## PROBLEM DESCRIPTION
Report back the lines in this listing that carry the string "icon".

## EXCERPTED DATA
• • • •
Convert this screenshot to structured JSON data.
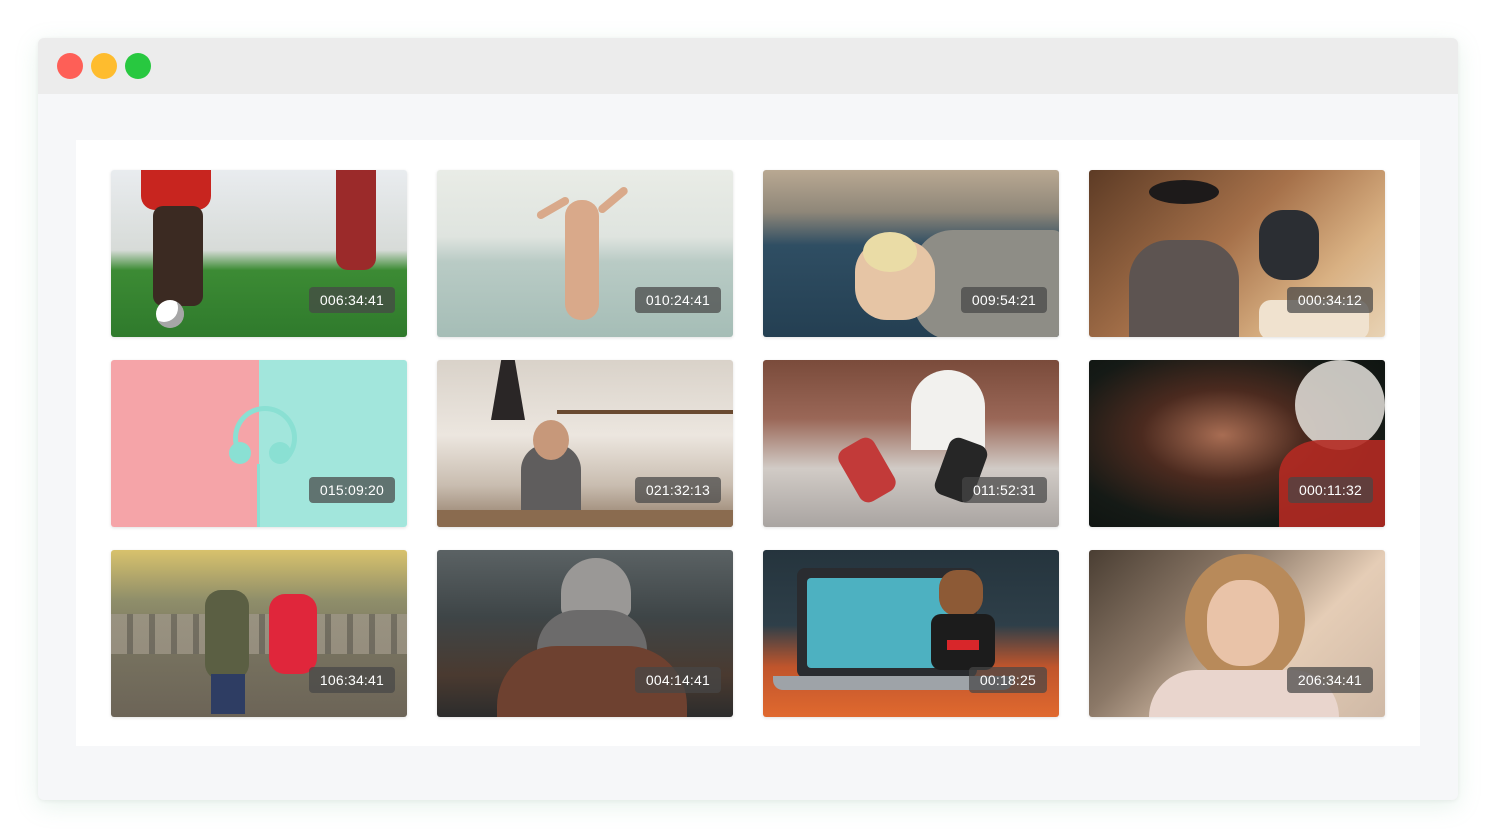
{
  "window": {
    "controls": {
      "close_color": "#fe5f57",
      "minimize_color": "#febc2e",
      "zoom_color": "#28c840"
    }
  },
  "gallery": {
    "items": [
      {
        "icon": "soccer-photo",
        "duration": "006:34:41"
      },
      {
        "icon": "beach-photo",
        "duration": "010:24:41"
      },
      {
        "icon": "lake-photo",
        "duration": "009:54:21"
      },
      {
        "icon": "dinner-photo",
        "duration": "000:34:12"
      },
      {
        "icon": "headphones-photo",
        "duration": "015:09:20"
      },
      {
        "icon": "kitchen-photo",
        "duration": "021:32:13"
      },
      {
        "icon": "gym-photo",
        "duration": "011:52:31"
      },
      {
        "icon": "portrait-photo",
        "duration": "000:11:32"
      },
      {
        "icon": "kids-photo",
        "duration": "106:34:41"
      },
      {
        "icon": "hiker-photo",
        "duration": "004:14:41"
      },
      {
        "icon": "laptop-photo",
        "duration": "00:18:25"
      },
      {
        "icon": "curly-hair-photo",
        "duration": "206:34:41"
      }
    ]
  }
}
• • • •
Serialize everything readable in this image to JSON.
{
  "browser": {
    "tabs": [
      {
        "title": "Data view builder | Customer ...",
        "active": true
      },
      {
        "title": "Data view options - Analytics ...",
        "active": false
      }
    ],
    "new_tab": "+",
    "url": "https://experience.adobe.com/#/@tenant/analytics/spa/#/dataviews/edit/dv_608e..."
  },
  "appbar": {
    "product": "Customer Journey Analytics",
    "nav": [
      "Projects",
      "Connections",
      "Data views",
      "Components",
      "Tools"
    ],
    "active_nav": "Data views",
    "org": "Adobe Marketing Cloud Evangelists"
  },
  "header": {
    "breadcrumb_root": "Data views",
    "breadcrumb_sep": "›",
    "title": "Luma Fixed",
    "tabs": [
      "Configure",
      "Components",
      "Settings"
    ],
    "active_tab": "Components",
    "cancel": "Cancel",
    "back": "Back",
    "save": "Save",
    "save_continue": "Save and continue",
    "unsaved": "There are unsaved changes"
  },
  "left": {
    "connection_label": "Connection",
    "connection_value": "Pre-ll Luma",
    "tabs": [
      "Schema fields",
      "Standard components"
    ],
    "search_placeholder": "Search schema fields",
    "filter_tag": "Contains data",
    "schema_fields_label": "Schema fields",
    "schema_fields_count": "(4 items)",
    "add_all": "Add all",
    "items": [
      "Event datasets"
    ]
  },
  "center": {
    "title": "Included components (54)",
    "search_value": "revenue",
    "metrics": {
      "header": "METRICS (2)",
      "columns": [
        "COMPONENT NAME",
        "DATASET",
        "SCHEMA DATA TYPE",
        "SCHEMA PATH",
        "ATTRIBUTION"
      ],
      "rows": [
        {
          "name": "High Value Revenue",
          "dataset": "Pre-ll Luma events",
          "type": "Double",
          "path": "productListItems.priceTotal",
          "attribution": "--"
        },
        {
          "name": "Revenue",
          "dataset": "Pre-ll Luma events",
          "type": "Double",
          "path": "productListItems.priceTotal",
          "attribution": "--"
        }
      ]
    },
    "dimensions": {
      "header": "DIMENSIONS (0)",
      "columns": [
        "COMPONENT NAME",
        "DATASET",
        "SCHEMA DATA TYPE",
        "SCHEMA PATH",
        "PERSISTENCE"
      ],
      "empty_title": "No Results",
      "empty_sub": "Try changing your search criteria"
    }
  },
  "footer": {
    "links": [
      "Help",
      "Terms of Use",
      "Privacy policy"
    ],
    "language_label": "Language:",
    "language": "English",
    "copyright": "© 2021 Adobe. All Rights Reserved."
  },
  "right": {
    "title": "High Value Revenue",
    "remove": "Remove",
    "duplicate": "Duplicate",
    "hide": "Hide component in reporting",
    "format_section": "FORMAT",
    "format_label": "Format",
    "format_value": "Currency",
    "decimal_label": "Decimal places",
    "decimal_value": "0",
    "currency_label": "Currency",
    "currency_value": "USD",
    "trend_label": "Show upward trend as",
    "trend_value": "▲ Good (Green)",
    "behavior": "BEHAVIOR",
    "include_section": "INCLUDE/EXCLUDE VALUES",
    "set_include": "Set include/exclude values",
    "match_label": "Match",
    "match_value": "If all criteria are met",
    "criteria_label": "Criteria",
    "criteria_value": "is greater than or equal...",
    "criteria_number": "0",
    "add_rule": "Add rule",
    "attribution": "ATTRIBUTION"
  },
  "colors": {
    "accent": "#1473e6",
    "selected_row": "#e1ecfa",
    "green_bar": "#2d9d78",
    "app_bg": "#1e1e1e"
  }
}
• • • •
## SOLUTION TO THIS EXERCISE
        "icon": "soccer-photo",
        "icon": "beach-photo",
        "icon": "lake-photo",
        "icon": "dinner-photo",
        "icon": "headphones-photo",
        "icon": "kitchen-photo",
        "icon": "gym-photo",
        "icon": "portrait-photo",
        "icon": "kids-photo",
        "icon": "hiker-photo",
        "icon": "laptop-photo",
        "icon": "curly-hair-photo",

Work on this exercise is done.